We know the main stream liberal media messed up again.But I applaud Ted Cruz win in Iowa but it was actually Trumps night in Iowa for first place than Cruz and Rubio. The establishment did everything and succeeded in a loss for Donald Trump because the pollsters made mistakes and ballots were destroyed.
Trump is still sitting pretty because he still leading in the New Hampshire polls by 24 points ahead of Ted Cruz and he's going to win the nomination of the Republican Party in November and become the next president my prediction can not be wrong because Donald Trump identifies well with voters on all the issues including repealing Obamacare, appealing to evangelical Christians and pro family values as well as revitalizing the economy and putting Americans back to work. Securing our borders, reining in on the disastrous Iran nuclear deal and defeating ISIS.

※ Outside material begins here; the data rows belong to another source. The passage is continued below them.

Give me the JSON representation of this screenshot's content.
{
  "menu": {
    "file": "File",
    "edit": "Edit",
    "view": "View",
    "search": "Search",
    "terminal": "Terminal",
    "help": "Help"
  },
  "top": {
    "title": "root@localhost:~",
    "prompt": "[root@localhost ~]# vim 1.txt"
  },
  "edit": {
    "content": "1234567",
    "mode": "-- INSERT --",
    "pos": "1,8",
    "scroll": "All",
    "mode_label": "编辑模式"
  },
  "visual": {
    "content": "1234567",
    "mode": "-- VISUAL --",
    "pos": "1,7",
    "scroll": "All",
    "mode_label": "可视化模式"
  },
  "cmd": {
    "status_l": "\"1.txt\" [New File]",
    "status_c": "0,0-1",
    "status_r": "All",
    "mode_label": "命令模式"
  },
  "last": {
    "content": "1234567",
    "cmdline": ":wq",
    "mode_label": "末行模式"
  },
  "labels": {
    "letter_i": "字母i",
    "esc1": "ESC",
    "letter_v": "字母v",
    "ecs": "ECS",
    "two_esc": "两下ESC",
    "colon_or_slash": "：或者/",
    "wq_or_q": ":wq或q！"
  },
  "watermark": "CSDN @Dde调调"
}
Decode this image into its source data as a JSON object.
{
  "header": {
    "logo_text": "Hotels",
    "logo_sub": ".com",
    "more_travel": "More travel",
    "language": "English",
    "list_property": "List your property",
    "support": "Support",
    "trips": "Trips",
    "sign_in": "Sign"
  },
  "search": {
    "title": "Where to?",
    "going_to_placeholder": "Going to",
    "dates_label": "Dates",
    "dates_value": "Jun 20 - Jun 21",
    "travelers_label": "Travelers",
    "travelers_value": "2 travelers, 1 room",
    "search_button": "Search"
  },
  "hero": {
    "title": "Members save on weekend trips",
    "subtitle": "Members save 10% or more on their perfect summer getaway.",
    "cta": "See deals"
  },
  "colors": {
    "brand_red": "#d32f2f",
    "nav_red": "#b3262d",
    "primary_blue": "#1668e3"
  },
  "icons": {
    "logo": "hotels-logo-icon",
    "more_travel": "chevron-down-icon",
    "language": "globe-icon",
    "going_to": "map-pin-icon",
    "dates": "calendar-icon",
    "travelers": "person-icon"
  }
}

Donald Trump will make America great again he's a business man and will repair the damage that Obama has done to the U.S. economy.